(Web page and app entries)
== Segment start ==

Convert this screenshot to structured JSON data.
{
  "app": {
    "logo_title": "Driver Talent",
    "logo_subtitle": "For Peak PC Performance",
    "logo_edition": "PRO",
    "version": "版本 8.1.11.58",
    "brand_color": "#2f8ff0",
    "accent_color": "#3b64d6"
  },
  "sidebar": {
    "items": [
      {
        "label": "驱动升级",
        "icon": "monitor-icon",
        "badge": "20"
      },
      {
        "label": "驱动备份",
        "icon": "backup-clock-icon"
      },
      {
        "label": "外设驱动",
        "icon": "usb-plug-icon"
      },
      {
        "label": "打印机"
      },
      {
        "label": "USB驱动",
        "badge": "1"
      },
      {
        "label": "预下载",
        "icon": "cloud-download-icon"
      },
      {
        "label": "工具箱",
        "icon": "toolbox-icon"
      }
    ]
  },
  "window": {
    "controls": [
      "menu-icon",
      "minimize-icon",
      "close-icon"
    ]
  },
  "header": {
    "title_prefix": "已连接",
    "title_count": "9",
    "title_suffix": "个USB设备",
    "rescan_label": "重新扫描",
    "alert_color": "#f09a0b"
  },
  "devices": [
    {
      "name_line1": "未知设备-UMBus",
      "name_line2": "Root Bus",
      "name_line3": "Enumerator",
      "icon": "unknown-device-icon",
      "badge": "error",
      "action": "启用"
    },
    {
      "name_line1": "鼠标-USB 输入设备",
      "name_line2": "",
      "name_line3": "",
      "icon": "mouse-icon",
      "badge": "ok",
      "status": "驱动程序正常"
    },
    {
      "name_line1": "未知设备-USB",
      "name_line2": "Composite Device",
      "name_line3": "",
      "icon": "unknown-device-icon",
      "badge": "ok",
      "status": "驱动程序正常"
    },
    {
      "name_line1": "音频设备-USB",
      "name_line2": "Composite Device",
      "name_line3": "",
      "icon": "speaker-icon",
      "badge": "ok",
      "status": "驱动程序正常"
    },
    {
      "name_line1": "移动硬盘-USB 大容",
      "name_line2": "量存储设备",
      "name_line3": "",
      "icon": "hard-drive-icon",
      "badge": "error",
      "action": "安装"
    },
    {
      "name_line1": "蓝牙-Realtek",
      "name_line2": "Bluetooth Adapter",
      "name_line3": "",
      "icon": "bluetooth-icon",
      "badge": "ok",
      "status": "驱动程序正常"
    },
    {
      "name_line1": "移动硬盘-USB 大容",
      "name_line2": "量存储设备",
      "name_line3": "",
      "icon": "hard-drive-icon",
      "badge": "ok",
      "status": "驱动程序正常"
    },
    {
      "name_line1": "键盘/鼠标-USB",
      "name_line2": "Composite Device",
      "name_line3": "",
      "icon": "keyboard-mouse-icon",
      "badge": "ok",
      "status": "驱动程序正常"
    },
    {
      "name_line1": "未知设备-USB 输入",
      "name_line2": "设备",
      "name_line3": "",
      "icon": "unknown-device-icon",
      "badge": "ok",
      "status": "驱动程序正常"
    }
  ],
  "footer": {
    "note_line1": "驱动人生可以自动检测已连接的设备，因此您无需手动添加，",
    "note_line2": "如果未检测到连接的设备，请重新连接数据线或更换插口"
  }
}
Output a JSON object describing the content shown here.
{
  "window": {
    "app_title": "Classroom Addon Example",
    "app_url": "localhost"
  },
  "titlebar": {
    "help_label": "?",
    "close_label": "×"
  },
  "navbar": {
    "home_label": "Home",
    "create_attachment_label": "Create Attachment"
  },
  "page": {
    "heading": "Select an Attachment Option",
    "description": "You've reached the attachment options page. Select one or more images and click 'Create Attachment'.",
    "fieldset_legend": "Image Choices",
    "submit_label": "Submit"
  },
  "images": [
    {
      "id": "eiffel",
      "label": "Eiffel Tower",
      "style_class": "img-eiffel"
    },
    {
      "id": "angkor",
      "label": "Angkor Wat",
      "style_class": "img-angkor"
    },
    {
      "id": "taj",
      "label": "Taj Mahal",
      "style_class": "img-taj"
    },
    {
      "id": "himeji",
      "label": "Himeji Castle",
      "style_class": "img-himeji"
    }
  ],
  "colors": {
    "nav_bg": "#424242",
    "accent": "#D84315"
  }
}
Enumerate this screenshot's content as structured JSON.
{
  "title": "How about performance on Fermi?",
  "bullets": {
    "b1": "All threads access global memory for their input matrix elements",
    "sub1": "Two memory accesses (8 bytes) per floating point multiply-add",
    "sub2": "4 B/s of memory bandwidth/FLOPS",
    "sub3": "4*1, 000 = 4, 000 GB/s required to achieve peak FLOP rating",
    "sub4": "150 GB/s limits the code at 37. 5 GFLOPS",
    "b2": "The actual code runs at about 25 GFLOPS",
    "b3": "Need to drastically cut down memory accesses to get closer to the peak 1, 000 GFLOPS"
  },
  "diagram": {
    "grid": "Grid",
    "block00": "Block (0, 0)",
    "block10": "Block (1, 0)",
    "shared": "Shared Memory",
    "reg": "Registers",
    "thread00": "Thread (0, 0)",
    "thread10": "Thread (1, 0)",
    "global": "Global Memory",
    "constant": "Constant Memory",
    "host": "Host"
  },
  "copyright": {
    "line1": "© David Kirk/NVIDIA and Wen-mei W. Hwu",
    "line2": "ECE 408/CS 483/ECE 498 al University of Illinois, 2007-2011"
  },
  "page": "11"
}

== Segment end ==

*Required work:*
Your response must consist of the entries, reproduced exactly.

*Result:*
Convert this screenshot to structured JSON data.
{
  "app": {
    "logo_title": "Driver Talent",
    "logo_subtitle": "For Peak PC Performance",
    "logo_edition": "PRO",
    "version": "版本 8.1.11.58",
    "brand_color": "#2f8ff0",
    "accent_color": "#3b64d6"
  },
  "sidebar": {
    "items": [
      {
        "label": "驱动升级",
        "icon": "monitor-icon",
        "badge": "20"
      },
      {
        "label": "驱动备份",
        "icon": "backup-clock-icon"
      },
      {
        "label": "外设驱动",
        "icon": "usb-plug-icon"
      },
      {
        "label": "打印机"
      },
      {
        "label": "USB驱动",
        "badge": "1"
      },
      {
        "label": "预下载",
        "icon": "cloud-download-icon"
      },
      {
        "label": "工具箱",
        "icon": "toolbox-icon"
      }
    ]
  },
  "window": {
    "controls": [
      "menu-icon",
      "minimize-icon",
      "close-icon"
    ]
  },
  "header": {
    "title_prefix": "已连接",
    "title_count": "9",
    "title_suffix": "个USB设备",
    "rescan_label": "重新扫描",
    "alert_color": "#f09a0b"
  },
  "devices": [
    {
      "name_line1": "未知设备-UMBus",
      "name_line2": "Root Bus",
      "name_line3": "Enumerator",
      "icon": "unknown-device-icon",
      "badge": "error",
      "action": "启用"
    },
    {
      "name_line1": "鼠标-USB 输入设备",
      "name_line2": "",
      "name_line3": "",
      "icon": "mouse-icon",
      "badge": "ok",
      "status": "驱动程序正常"
    },
    {
      "name_line1": "未知设备-USB",
      "name_line2": "Composite Device",
      "name_line3": "",
      "icon": "unknown-device-icon",
      "badge": "ok",
      "status": "驱动程序正常"
    },
    {
      "name_line1": "音频设备-USB",
      "name_line2": "Composite Device",
      "name_line3": "",
      "icon": "speaker-icon",
      "badge": "ok",
      "status": "驱动程序正常"
    },
    {
      "name_line1": "移动硬盘-USB 大容",
      "name_line2": "量存储设备",
      "name_line3": "",
      "icon": "hard-drive-icon",
      "badge": "error",
      "action": "安装"
    },
    {
      "name_line1": "蓝牙-Realtek",
      "name_line2": "Bluetooth Adapter",
      "name_line3": "",
      "icon": "bluetooth-icon",
      "badge": "ok",
      "status": "驱动程序正常"
    },
    {
      "name_line1": "移动硬盘-USB 大容",
      "name_line2": "量存储设备",
      "name_line3": "",
      "icon": "hard-drive-icon",
      "badge": "ok",
      "status": "驱动程序正常"
    },
    {
      "name_line1": "键盘/鼠标-USB",
      "name_line2": "Composite Device",
      "name_line3": "",
      "icon": "keyboard-mouse-icon",
      "badge": "ok",
      "status": "驱动程序正常"
    },
    {
      "name_line1": "未知设备-USB 输入",
      "name_line2": "设备",
      "name_line3": "",
      "icon": "unknown-device-icon",
      "badge": "ok",
      "status": "驱动程序正常"
    }
  ],
  "footer": {
    "note_line1": "驱动人生可以自动检测已连接的设备，因此您无需手动添加，",
    "note_line2": "如果未检测到连接的设备，请重新连接数据线或更换插口"
  }
}
Output a JSON object describing the content shown here.
{
  "window": {
    "app_title": "Classroom Addon Example",
    "app_url": "localhost"
  },
  "titlebar": {
    "help_label": "?",
    "close_label": "×"
  },
  "navbar": {
    "home_label": "Home",
    "create_attachment_label": "Create Attachment"
  },
  "page": {
    "heading": "Select an Attachment Option",
    "description": "You've reached the attachment options page. Select one or more images and click 'Create Attachment'.",
    "fieldset_legend": "Image Choices",
    "submit_label": "Submit"
  },
  "images": [
    {
      "id": "eiffel",
      "label": "Eiffel Tower",
      "style_class": "img-eiffel"
    },
    {
      "id": "angkor",
      "label": "Angkor Wat",
      "style_class": "img-angkor"
    },
    {
      "id": "taj",
      "label": "Taj Mahal",
      "style_class": "img-taj"
    },
    {
      "id": "himeji",
      "label": "Himeji Castle",
      "style_class": "img-himeji"
    }
  ],
  "colors": {
    "nav_bg": "#424242",
    "accent": "#D84315"
  }
}
Enumerate this screenshot's content as structured JSON.
{
  "title": "How about performance on Fermi?",
  "bullets": {
    "b1": "All threads access global memory for their input matrix elements",
    "sub1": "Two memory accesses (8 bytes) per floating point multiply-add",
    "sub2": "4 B/s of memory bandwidth/FLOPS",
    "sub3": "4*1, 000 = 4, 000 GB/s required to achieve peak FLOP rating",
    "sub4": "150 GB/s limits the code at 37. 5 GFLOPS",
    "b2": "The actual code runs at about 25 GFLOPS",
    "b3": "Need to drastically cut down memory accesses to get closer to the peak 1, 000 GFLOPS"
  },
  "diagram": {
    "grid": "Grid",
    "block00": "Block (0, 0)",
    "block10": "Block (1, 0)",
    "shared": "Shared Memory",
    "reg": "Registers",
    "thread00": "Thread (0, 0)",
    "thread10": "Thread (1, 0)",
    "global": "Global Memory",
    "constant": "Constant Memory",
    "host": "Host"
  },
  "copyright": {
    "line1": "© David Kirk/NVIDIA and Wen-mei W. Hwu",
    "line2": "ECE 408/CS 483/ECE 498 al University of Illinois, 2007-2011"
  },
  "page": "11"
}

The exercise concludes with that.